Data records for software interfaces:
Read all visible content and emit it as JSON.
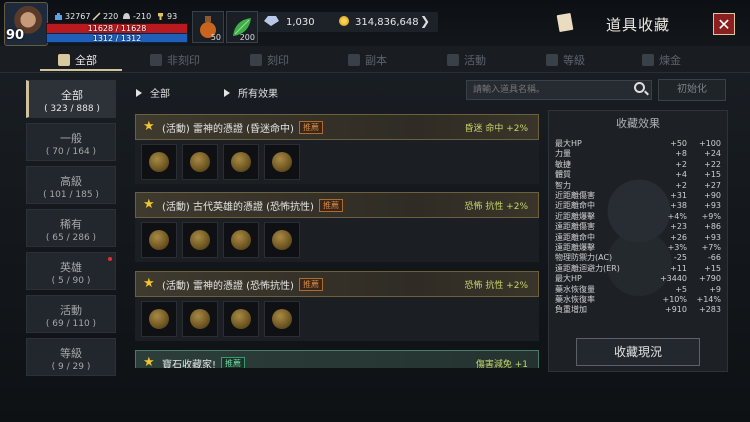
{
  "player": {
    "level": "90",
    "power": "32767",
    "attack": "220",
    "defense": "-210",
    "trophies": "93",
    "hp_text": "11628 / 11628",
    "mp_text": "1312 / 1312",
    "hp_fraction": 1.0,
    "mp_fraction": 1.0
  },
  "slots": [
    {
      "icon": "potion-icon",
      "qty": "50"
    },
    {
      "icon": "herb-icon",
      "qty": "200"
    }
  ],
  "currency": {
    "gems": "1,030",
    "gold": "314,836,648"
  },
  "header": {
    "title": "道具收藏"
  },
  "tabs": [
    {
      "label": "全部",
      "icon": "grid-icon",
      "active": true
    },
    {
      "label": "非刻印",
      "icon": "lock-icon"
    },
    {
      "label": "刻印",
      "icon": "lock-icon"
    },
    {
      "label": "副本",
      "icon": "gate-icon"
    },
    {
      "label": "活動",
      "icon": "sword-icon"
    },
    {
      "label": "等級",
      "icon": "level-icon"
    },
    {
      "label": "煉金",
      "icon": "gear-icon"
    }
  ],
  "categories": [
    {
      "name": "全部",
      "count": "( 323 / 888 )",
      "active": true
    },
    {
      "name": "一般",
      "count": "( 70 / 164 )"
    },
    {
      "name": "高級",
      "count": "( 101 / 185 )"
    },
    {
      "name": "稀有",
      "count": "( 65 / 286 )"
    },
    {
      "name": "英雄",
      "count": "( 5 / 90 )",
      "dot": true
    },
    {
      "name": "活動",
      "count": "( 69 / 110 )"
    },
    {
      "name": "等級",
      "count": "( 9 / 29 )"
    }
  ],
  "filters": {
    "all": "全部",
    "effect": "所有效果"
  },
  "search": {
    "placeholder": "請輸入道具名稱。"
  },
  "reset_label": "初始化",
  "sets": [
    {
      "name": "(活動) 雷神的憑證 (昏迷命中)",
      "tag": "推薦",
      "effect": "昏迷 命中 +2%",
      "items": 4
    },
    {
      "name": "(活動) 古代英雄的憑證 (恐怖抗性)",
      "tag": "推薦",
      "effect": "恐怖 抗性 +2%",
      "items": 4
    },
    {
      "name": "(活動) 雷神的憑證 (恐怖抗性)",
      "tag": "推薦",
      "effect": "恐怖 抗性 +2%",
      "items": 4
    },
    {
      "name": "寶石收藏家!",
      "tag": "推薦",
      "effect": "傷害減免 +1",
      "items": 0,
      "green": true
    }
  ],
  "panel": {
    "title": "收藏效果",
    "stats": [
      {
        "name": "最大HP",
        "v1": "+50",
        "v2": "+100"
      },
      {
        "name": "力量",
        "v1": "+8",
        "v2": "+24"
      },
      {
        "name": "敏捷",
        "v1": "+2",
        "v2": "+22"
      },
      {
        "name": "體質",
        "v1": "+4",
        "v2": "+15"
      },
      {
        "name": "智力",
        "v1": "+2",
        "v2": "+27"
      },
      {
        "name": "近距離傷害",
        "v1": "+31",
        "v2": "+90"
      },
      {
        "name": "近距離命中",
        "v1": "+38",
        "v2": "+93"
      },
      {
        "name": "近距離爆擊",
        "v1": "+4%",
        "v2": "+9%"
      },
      {
        "name": "遠距離傷害",
        "v1": "+23",
        "v2": "+86"
      },
      {
        "name": "遠距離命中",
        "v1": "+26",
        "v2": "+93"
      },
      {
        "name": "遠距離爆擊",
        "v1": "+3%",
        "v2": "+7%"
      },
      {
        "name": "物理防禦力(AC)",
        "v1": "-25",
        "v2": "-66"
      },
      {
        "name": "遠距離迴避力(ER)",
        "v1": "+11",
        "v2": "+15"
      },
      {
        "name": "最大HP",
        "v1": "+3440",
        "v2": "+790"
      },
      {
        "name": "藥水恢復量",
        "v1": "+5",
        "v2": "+9"
      },
      {
        "name": "藥水恢復率",
        "v1": "+10%",
        "v2": "+14%"
      },
      {
        "name": "負重增加",
        "v1": "+910",
        "v2": "+283"
      }
    ],
    "button": "收藏現況"
  }
}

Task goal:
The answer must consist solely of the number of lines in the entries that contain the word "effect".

Completed exercise:
5